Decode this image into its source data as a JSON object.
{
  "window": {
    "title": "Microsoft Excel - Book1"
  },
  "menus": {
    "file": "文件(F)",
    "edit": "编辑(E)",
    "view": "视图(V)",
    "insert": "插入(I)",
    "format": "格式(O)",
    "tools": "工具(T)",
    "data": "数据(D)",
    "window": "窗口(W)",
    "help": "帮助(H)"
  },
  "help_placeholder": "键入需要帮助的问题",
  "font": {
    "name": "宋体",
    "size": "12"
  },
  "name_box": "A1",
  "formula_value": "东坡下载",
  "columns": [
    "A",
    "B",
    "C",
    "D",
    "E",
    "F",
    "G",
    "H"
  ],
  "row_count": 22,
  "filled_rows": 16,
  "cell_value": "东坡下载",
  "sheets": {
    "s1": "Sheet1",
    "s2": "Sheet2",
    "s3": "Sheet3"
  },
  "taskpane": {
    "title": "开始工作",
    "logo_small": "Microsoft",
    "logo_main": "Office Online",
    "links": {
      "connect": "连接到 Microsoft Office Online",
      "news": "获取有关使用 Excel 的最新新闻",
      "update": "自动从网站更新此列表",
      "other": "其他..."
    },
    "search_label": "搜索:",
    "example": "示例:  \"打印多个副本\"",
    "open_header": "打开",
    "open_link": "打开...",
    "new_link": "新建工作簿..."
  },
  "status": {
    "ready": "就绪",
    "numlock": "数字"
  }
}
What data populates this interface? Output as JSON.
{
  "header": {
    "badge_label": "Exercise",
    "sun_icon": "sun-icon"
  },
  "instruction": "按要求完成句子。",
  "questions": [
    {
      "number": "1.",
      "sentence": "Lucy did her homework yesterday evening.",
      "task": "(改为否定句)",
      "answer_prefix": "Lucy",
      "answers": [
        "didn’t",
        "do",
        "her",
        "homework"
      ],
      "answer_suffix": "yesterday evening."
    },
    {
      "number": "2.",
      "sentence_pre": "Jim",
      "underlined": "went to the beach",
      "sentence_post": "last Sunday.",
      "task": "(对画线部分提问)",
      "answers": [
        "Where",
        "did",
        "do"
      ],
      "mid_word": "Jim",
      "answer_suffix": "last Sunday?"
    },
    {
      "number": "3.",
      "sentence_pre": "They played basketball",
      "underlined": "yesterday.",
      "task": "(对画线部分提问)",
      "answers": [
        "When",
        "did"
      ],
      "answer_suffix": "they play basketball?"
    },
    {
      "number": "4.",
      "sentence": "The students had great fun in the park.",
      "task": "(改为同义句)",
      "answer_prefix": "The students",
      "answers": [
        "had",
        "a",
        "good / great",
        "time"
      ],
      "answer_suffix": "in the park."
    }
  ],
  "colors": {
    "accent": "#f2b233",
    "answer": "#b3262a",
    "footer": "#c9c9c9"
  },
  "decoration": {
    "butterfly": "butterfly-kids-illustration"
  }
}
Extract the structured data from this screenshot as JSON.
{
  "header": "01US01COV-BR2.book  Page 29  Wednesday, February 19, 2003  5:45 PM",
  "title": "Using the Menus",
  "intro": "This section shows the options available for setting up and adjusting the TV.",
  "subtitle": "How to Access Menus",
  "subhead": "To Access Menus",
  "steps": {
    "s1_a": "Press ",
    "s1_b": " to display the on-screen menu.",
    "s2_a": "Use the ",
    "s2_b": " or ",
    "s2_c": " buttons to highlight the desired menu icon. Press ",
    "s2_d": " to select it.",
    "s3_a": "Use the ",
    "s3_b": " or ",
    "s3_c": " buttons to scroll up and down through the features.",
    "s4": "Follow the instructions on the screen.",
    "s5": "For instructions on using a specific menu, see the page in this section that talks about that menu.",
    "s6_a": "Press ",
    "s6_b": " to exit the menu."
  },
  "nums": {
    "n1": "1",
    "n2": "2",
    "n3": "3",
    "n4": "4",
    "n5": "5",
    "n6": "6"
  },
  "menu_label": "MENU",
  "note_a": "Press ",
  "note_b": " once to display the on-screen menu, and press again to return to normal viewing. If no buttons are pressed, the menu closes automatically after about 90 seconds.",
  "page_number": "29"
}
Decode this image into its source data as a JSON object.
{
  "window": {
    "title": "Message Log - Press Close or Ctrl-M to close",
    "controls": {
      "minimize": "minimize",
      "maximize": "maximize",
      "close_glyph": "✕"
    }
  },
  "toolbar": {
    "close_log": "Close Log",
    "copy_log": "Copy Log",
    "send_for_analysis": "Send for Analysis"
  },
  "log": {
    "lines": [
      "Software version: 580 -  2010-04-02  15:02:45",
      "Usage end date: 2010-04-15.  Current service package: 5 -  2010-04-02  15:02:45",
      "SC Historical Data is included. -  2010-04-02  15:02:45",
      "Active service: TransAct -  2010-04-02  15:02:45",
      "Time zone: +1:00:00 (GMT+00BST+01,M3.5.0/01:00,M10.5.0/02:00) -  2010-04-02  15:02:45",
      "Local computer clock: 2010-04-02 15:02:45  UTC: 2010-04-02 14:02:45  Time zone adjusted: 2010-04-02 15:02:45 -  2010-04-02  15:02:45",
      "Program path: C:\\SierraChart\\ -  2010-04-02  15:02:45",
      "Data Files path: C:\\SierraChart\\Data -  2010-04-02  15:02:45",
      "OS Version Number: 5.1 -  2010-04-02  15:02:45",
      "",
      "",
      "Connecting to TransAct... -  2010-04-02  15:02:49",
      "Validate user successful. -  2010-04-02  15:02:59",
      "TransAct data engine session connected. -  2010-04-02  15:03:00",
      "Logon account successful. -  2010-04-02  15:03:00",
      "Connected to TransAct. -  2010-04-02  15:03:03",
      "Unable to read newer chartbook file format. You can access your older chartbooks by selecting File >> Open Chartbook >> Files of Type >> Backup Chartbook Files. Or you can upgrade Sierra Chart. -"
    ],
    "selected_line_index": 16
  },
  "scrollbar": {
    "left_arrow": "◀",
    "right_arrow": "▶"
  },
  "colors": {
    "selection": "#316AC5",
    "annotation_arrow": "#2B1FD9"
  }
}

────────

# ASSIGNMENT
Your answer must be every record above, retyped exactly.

# REPLY
Decode this image into its source data as a JSON object.
{
  "window": {
    "title": "Microsoft Excel - Book1"
  },
  "menus": {
    "file": "文件(F)",
    "edit": "编辑(E)",
    "view": "视图(V)",
    "insert": "插入(I)",
    "format": "格式(O)",
    "tools": "工具(T)",
    "data": "数据(D)",
    "window": "窗口(W)",
    "help": "帮助(H)"
  },
  "help_placeholder": "键入需要帮助的问题",
  "font": {
    "name": "宋体",
    "size": "12"
  },
  "name_box": "A1",
  "formula_value": "东坡下载",
  "columns": [
    "A",
    "B",
    "C",
    "D",
    "E",
    "F",
    "G",
    "H"
  ],
  "row_count": 22,
  "filled_rows": 16,
  "cell_value": "东坡下载",
  "sheets": {
    "s1": "Sheet1",
    "s2": "Sheet2",
    "s3": "Sheet3"
  },
  "taskpane": {
    "title": "开始工作",
    "logo_small": "Microsoft",
    "logo_main": "Office Online",
    "links": {
      "connect": "连接到 Microsoft Office Online",
      "news": "获取有关使用 Excel 的最新新闻",
      "update": "自动从网站更新此列表",
      "other": "其他..."
    },
    "search_label": "搜索:",
    "example": "示例:  \"打印多个副本\"",
    "open_header": "打开",
    "open_link": "打开...",
    "new_link": "新建工作簿..."
  },
  "status": {
    "ready": "就绪",
    "numlock": "数字"
  }
}
What data populates this interface? Output as JSON.
{
  "header": {
    "badge_label": "Exercise",
    "sun_icon": "sun-icon"
  },
  "instruction": "按要求完成句子。",
  "questions": [
    {
      "number": "1.",
      "sentence": "Lucy did her homework yesterday evening.",
      "task": "(改为否定句)",
      "answer_prefix": "Lucy",
      "answers": [
        "didn’t",
        "do",
        "her",
        "homework"
      ],
      "answer_suffix": "yesterday evening."
    },
    {
      "number": "2.",
      "sentence_pre": "Jim",
      "underlined": "went to the beach",
      "sentence_post": "last Sunday.",
      "task": "(对画线部分提问)",
      "answers": [
        "Where",
        "did",
        "do"
      ],
      "mid_word": "Jim",
      "answer_suffix": "last Sunday?"
    },
    {
      "number": "3.",
      "sentence_pre": "They played basketball",
      "underlined": "yesterday.",
      "task": "(对画线部分提问)",
      "answers": [
        "When",
        "did"
      ],
      "answer_suffix": "they play basketball?"
    },
    {
      "number": "4.",
      "sentence": "The students had great fun in the park.",
      "task": "(改为同义句)",
      "answer_prefix": "The students",
      "answers": [
        "had",
        "a",
        "good / great",
        "time"
      ],
      "answer_suffix": "in the park."
    }
  ],
  "colors": {
    "accent": "#f2b233",
    "answer": "#b3262a",
    "footer": "#c9c9c9"
  },
  "decoration": {
    "butterfly": "butterfly-kids-illustration"
  }
}
Extract the structured data from this screenshot as JSON.
{
  "header": "01US01COV-BR2.book  Page 29  Wednesday, February 19, 2003  5:45 PM",
  "title": "Using the Menus",
  "intro": "This section shows the options available for setting up and adjusting the TV.",
  "subtitle": "How to Access Menus",
  "subhead": "To Access Menus",
  "steps": {
    "s1_a": "Press ",
    "s1_b": " to display the on-screen menu.",
    "s2_a": "Use the ",
    "s2_b": " or ",
    "s2_c": " buttons to highlight the desired menu icon. Press ",
    "s2_d": " to select it.",
    "s3_a": "Use the ",
    "s3_b": " or ",
    "s3_c": " buttons to scroll up and down through the features.",
    "s4": "Follow the instructions on the screen.",
    "s5": "For instructions on using a specific menu, see the page in this section that talks about that menu.",
    "s6_a": "Press ",
    "s6_b": " to exit the menu."
  },
  "nums": {
    "n1": "1",
    "n2": "2",
    "n3": "3",
    "n4": "4",
    "n5": "5",
    "n6": "6"
  },
  "menu_label": "MENU",
  "note_a": "Press ",
  "note_b": " once to display the on-screen menu, and press again to return to normal viewing. If no buttons are pressed, the menu closes automatically after about 90 seconds.",
  "page_number": "29"
}
Decode this image into its source data as a JSON object.
{
  "window": {
    "title": "Message Log - Press Close or Ctrl-M to close",
    "controls": {
      "minimize": "minimize",
      "maximize": "maximize",
      "close_glyph": "✕"
    }
  },
  "toolbar": {
    "close_log": "Close Log",
    "copy_log": "Copy Log",
    "send_for_analysis": "Send for Analysis"
  },
  "log": {
    "lines": [
      "Software version: 580 -  2010-04-02  15:02:45",
      "Usage end date: 2010-04-15.  Current service package: 5 -  2010-04-02  15:02:45",
      "SC Historical Data is included. -  2010-04-02  15:02:45",
      "Active service: TransAct -  2010-04-02  15:02:45",
      "Time zone: +1:00:00 (GMT+00BST+01,M3.5.0/01:00,M10.5.0/02:00) -  2010-04-02  15:02:45",
      "Local computer clock: 2010-04-02 15:02:45  UTC: 2010-04-02 14:02:45  Time zone adjusted: 2010-04-02 15:02:45 -  2010-04-02  15:02:45",
      "Program path: C:\\SierraChart\\ -  2010-04-02  15:02:45",
      "Data Files path: C:\\SierraChart\\Data -  2010-04-02  15:02:45",
      "OS Version Number: 5.1 -  2010-04-02  15:02:45",
      "",
      "",
      "Connecting to TransAct... -  2010-04-02  15:02:49",
      "Validate user successful. -  2010-04-02  15:02:59",
      "TransAct data engine session connected. -  2010-04-02  15:03:00",
      "Logon account successful. -  2010-04-02  15:03:00",
      "Connected to TransAct. -  2010-04-02  15:03:03",
      "Unable to read newer chartbook file format. You can access your older chartbooks by selecting File >> Open Chartbook >> Files of Type >> Backup Chartbook Files. Or you can upgrade Sierra Chart. -"
    ],
    "selected_line_index": 16
  },
  "scrollbar": {
    "left_arrow": "◀",
    "right_arrow": "▶"
  },
  "colors": {
    "selection": "#316AC5",
    "annotation_arrow": "#2B1FD9"
  }
}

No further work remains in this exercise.